Earlier this week, we mentioned that Manhattan District Attorney Cyrus Vance was interested in unsealing the criminal case filed against Dewey & LeBouef’s former executives. Such a move would have the potential to reveal the identities of the “secret seven” — the finance folks who turned to the authorities after things at the failed firm went sour.
Today, documents in the case are slowly being unsealed, and we’ve got info on those who squealed to law enforcement. Get your fill of schadenfreude here…
Right now, information is available for just one of the secret seven, but we expect that more may be released as the day continues. Please check back here for the latest updates.
The first member of the secret seven is Francis Canellas, the failed firm’s former finance director. Canellas joined LeBoeuf Lamb in 2001 and worked as a junior accountant. Canellas became the finance director after the merger with Dewey Ballantine, and reported directly to Joel Sanders, Dewey & LeBoeuf’s CFO. Canellas pleaded guilty as part of an agreement with the DA’s Office in mid-February.
Here are some of the details, according to the New York Law Journal (reg. req.):
In an exhibit attached to his Feb. 13 plea agreement, Canellas discussed how he worked with firm leaders, including former chairman Steven Davis, former executive director Stephen DiCarmine, former CFO Joel Sanders, former controller Thomas Mullikin and other insiders to make misleading statements to banks.
“Sanders, Mullikin and I were the main contacts with individuals at JPMorgan, the placement agent on the private placement.

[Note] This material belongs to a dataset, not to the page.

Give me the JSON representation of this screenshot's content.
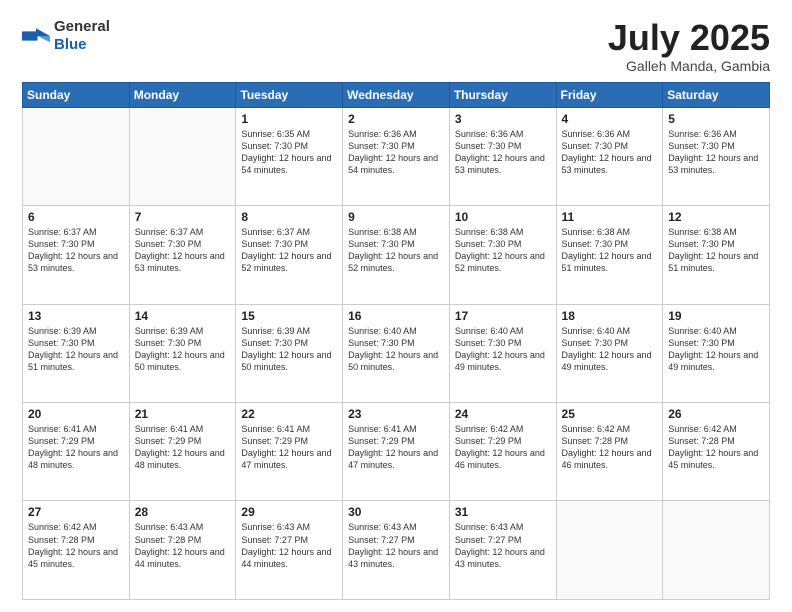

Sanders, Mullikin and I, along with others, provided financial statements and other information to the banks and private placement investors that we knew to be false and intentionally failed to provide information that we knew would be of interest to the banks and investors,” according to an exhibit in Canellas’ court papers.

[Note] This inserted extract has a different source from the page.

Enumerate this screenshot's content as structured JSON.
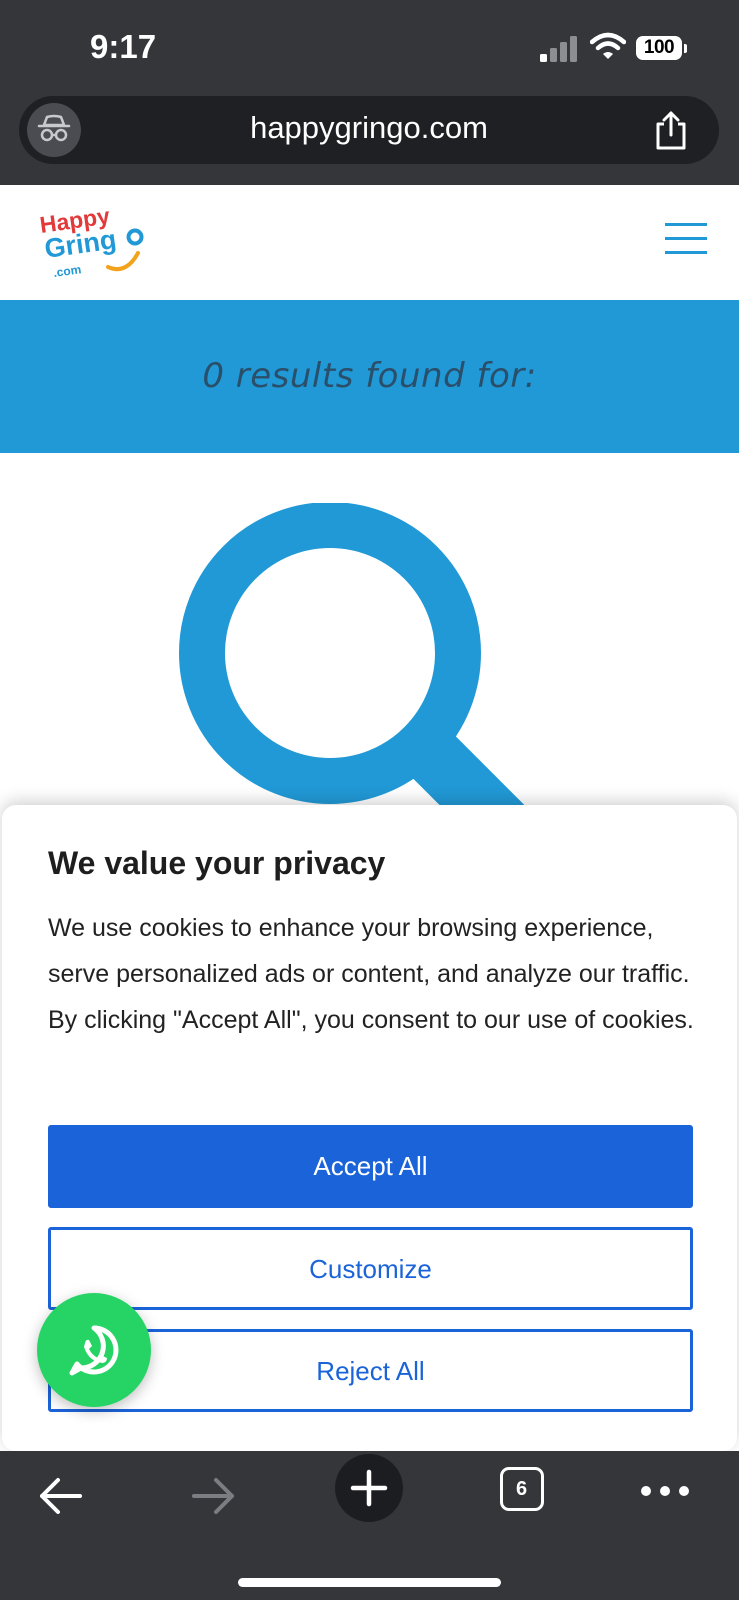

In exchange for disclosing “all information concerning any criminal conduct whatsoever” with regard to Dewey & LeBoeuf’s alleged wranglings with white-collar crime, Canellas will receive a maximum of five to 15 years in prison, but the DA will supposedly recommend two to six years in jail with full cooperation.
We’ll be sure to let you know who else will be singing the blues in Sing Sing as we find out.
Ex-Dewey Finance Director Pleads to Grand Larceny [New York Law Journal (reg. req.)]